**Exercise aim:**
For this exercise, reproduce each entry below exactly, excluding pictures.

**Exercise input:**
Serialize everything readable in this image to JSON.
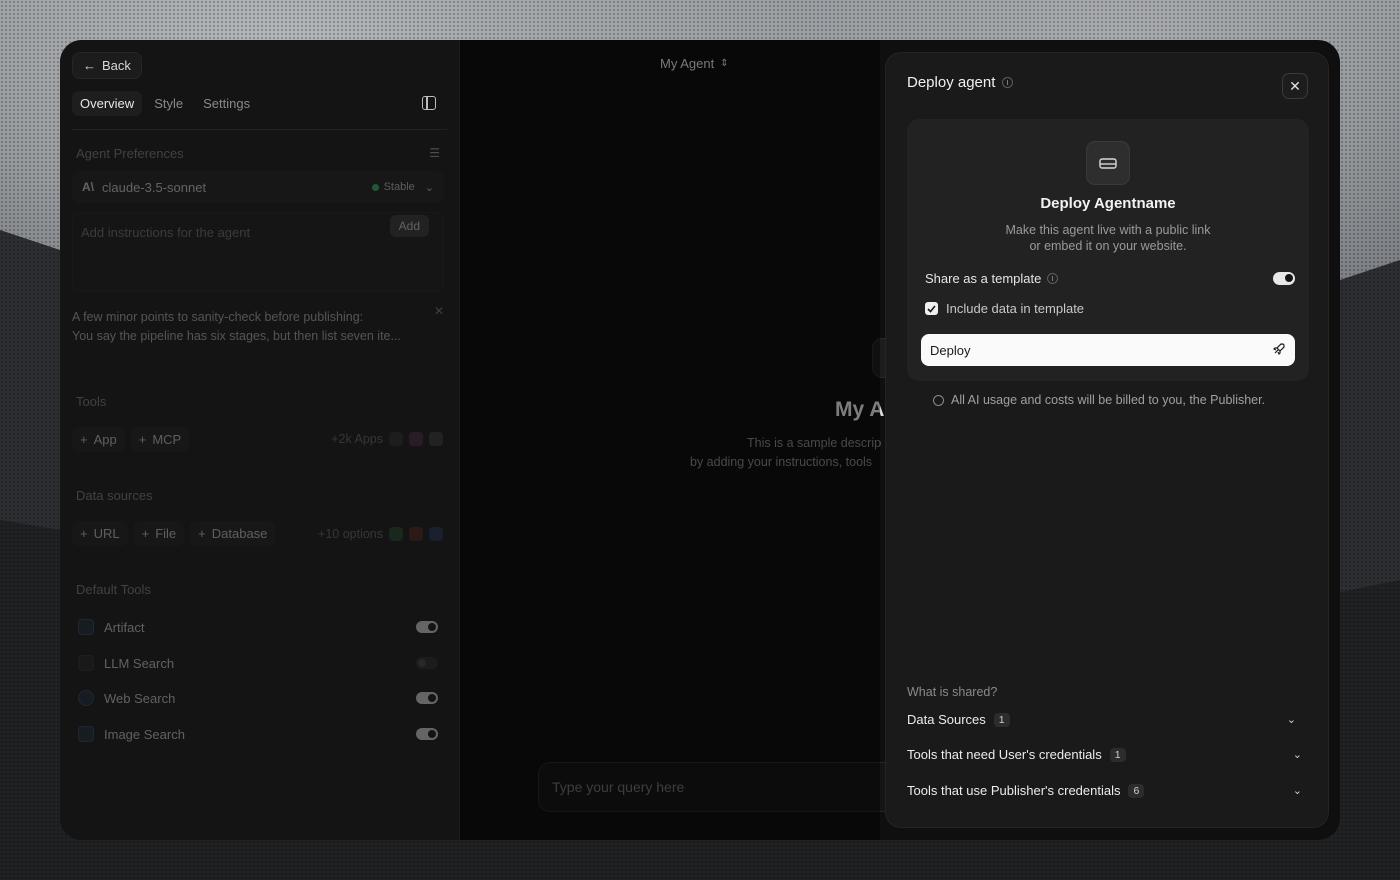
{
  "window": {
    "back_label": "Back",
    "agent_title": "My Agent"
  },
  "sidebar": {
    "tabs": [
      "Overview",
      "Style",
      "Settings"
    ],
    "preferences_title": "Agent Preferences",
    "model_name": "claude-3.5-sonnet",
    "model_status": "Stable",
    "instructions_placeholder": "Add instructions for the agent",
    "add_label": "Add",
    "note_line1": "A few minor points to sanity-check before publishing:",
    "note_line2": "You say the pipeline has six stages, but then list seven ite...",
    "tools_title": "Tools",
    "tool_chips": [
      "App",
      "MCP"
    ],
    "tools_more": "+2k Apps",
    "data_sources_title": "Data sources",
    "data_chips": [
      "URL",
      "File",
      "Database"
    ],
    "data_more": "+10 options",
    "default_tools_title": "Default Tools",
    "default_tools": [
      {
        "label": "Artifact",
        "on": true
      },
      {
        "label": "LLM Search",
        "on": false
      },
      {
        "label": "Web Search",
        "on": true
      },
      {
        "label": "Image Search",
        "on": true
      }
    ]
  },
  "center": {
    "title": "My A",
    "desc_line1": "This is a sample descrip",
    "desc_line2": "by adding your instructions, tools",
    "query_placeholder": "Type your query here"
  },
  "deploy": {
    "title": "Deploy agent",
    "card_title": "Deploy Agentname",
    "card_desc_line1": "Make this agent live with a public link",
    "card_desc_line2": "or embed it on your website.",
    "share_label": "Share as a template",
    "share_on": true,
    "include_label": "Include data in template",
    "include_checked": true,
    "deploy_button": "Deploy",
    "billing_note": "All AI usage and costs will be billed to you, the Publisher.",
    "shared_title": "What is shared?",
    "shared_items": [
      {
        "label": "Data Sources",
        "count": "1"
      },
      {
        "label": "Tools that need User's credentials",
        "count": "1"
      },
      {
        "label": "Tools that use Publisher's credentials",
        "count": "6"
      }
    ]
  }
}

**Answer below:**
Serialize everything readable in this image to JSON.
{
  "window": {
    "back_label": "Back",
    "agent_title": "My Agent"
  },
  "sidebar": {
    "tabs": [
      "Overview",
      "Style",
      "Settings"
    ],
    "preferences_title": "Agent Preferences",
    "model_name": "claude-3.5-sonnet",
    "model_status": "Stable",
    "instructions_placeholder": "Add instructions for the agent",
    "add_label": "Add",
    "note_line1": "A few minor points to sanity-check before publishing:",
    "note_line2": "You say the pipeline has six stages, but then list seven ite...",
    "tools_title": "Tools",
    "tool_chips": [
      "App",
      "MCP"
    ],
    "tools_more": "+2k Apps",
    "data_sources_title": "Data sources",
    "data_chips": [
      "URL",
      "File",
      "Database"
    ],
    "data_more": "+10 options",
    "default_tools_title": "Default Tools",
    "default_tools": [
      {
        "label": "Artifact",
        "on": true
      },
      {
        "label": "LLM Search",
        "on": false
      },
      {
        "label": "Web Search",
        "on": true
      },
      {
        "label": "Image Search",
        "on": true
      }
    ]
  },
  "center": {
    "title": "My A",
    "desc_line1": "This is a sample descrip",
    "desc_line2": "by adding your instructions, tools",
    "query_placeholder": "Type your query here"
  },
  "deploy": {
    "title": "Deploy agent",
    "card_title": "Deploy Agentname",
    "card_desc_line1": "Make this agent live with a public link",
    "card_desc_line2": "or embed it on your website.",
    "share_label": "Share as a template",
    "share_on": true,
    "include_label": "Include data in template",
    "include_checked": true,
    "deploy_button": "Deploy",
    "billing_note": "All AI usage and costs will be billed to you, the Publisher.",
    "shared_title": "What is shared?",
    "shared_items": [
      {
        "label": "Data Sources",
        "count": "1"
      },
      {
        "label": "Tools that need User's credentials",
        "count": "1"
      },
      {
        "label": "Tools that use Publisher's credentials",
        "count": "6"
      }
    ]
  }
}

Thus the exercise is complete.